Search warrants released yesterday in the murder investigation tied to Aaron Hernandez show a friend told police Hernandez admitted to being the shooter and many of the warrants document a damning trail of evidence pointing to the former New England Patriot’s involvement. The Patriot Ledger, which filed the original motion to unseal the documents, posted all 156 pages.

James (Whitey) Bulger and his former associated Kevin Weeks shout “fuck you” at each other  in court, NECN reports.

A Norfolk Superior Court judge found a Quincy woman not guilty by reason of insanity in the poisoning death of her 8-year-old son.

A Brockton man pled guilty and was sentenced to three years probation on charges that he defrauded Medicaid out of $107,000 by billing for personal care services he never performed.

California officials say 30,000 inmates refused meals on Monday in what appeared to be the beginning of a hunger strike over the prison system’s isolation policies, the Los Angeles Times reports.

MEDIA

Meet the Author

Gabrielle Gurley

Senior Associate Editor, CommonWealth

About Gabrielle Gurley

Gabrielle covers several beats, including mass transit, municipal government, child welfare, and energy and the environment. Her recent articles have explored municipal hiring practices in Pittsfield, public defender pay, and medical marijuana, and she has won several national journalism awards for her work. Prior to coming to CommonWealth in 2005, Gabrielle wrote for the State House News Service, The Boston Globe, and other publications. She launched her media career in broadcast journalism with C-SPAN in Washington, DC. The Philadelphia native holds degrees from Boston College and Georgetown University.

About Gabrielle Gurley

Gabrielle covers several beats, including mass transit, municipal government, child welfare, and energy and the environment. Her recent articles have explored municipal hiring practices in Pittsfield, public defender pay, and medical marijuana, and she has won several national journalism awards for her work. Prior to coming to CommonWealth in 2005, Gabrielle wrote for the State House News Service, The Boston Globe, and other publications.
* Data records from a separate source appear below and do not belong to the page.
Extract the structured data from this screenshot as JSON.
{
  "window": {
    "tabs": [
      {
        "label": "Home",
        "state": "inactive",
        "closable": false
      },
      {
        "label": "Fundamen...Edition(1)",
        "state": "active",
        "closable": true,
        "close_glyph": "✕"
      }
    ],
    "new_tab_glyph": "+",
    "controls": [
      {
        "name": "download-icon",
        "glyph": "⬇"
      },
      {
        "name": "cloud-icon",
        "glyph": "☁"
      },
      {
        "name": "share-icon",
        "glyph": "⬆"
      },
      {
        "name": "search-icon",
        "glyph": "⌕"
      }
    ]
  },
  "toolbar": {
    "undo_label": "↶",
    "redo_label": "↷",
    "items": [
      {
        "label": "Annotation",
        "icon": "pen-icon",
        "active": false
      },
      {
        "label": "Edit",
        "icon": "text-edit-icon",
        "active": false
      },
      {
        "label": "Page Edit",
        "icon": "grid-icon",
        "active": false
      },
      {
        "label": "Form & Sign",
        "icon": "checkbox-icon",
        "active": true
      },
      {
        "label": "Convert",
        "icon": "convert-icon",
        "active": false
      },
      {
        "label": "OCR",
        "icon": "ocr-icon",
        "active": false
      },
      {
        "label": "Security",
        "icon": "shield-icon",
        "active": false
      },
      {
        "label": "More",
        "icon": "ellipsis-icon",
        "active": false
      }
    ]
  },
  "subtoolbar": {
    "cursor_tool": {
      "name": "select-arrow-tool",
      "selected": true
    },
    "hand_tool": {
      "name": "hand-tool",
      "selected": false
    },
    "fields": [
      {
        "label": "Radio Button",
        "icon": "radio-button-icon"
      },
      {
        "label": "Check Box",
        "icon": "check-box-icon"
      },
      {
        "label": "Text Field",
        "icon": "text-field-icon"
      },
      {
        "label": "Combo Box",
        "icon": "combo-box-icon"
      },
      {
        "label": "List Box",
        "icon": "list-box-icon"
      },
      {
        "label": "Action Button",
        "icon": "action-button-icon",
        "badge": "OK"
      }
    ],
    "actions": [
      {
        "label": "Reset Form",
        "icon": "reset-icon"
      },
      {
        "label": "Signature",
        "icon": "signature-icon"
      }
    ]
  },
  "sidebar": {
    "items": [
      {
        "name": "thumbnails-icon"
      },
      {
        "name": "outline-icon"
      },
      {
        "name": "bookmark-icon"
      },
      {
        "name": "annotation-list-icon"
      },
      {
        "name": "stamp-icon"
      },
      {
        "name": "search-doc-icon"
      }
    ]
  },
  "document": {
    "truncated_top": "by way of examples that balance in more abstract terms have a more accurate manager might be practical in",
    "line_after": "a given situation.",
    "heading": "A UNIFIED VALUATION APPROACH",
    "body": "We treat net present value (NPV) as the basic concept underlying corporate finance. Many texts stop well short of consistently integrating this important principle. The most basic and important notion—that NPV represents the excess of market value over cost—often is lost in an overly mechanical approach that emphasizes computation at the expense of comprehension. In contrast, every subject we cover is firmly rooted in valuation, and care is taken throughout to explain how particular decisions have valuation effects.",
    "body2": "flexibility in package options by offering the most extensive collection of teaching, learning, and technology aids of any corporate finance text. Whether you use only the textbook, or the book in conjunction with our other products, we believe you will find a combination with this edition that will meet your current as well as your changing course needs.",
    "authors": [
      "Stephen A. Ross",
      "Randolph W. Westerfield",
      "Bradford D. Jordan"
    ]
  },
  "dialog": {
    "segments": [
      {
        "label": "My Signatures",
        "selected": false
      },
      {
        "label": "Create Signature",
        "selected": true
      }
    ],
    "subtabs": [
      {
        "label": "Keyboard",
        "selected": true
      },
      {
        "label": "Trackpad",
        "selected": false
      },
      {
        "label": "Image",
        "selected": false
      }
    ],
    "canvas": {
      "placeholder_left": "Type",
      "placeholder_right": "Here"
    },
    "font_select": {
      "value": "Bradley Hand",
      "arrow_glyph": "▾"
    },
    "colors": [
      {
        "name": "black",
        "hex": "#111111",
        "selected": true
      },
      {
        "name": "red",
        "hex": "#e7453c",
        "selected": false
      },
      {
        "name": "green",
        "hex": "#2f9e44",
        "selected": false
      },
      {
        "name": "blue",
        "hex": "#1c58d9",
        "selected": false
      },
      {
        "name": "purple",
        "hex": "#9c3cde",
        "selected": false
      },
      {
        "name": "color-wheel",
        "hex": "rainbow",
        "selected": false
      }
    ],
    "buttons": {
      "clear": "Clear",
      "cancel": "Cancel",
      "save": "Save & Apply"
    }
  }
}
She launched her media career in broadcast journalism with C-SPAN in Washington, DC. The Philadelphia native holds degrees from Boston College and Georgetown University.

St. Louis Public Radio and the St. Louis Beacon, a nonprofit news organization, are making plans to merge, the Nieman Journalism Lab reports.

Newsroom diversity suffers as the journalism business contracts, the Atlantic reports.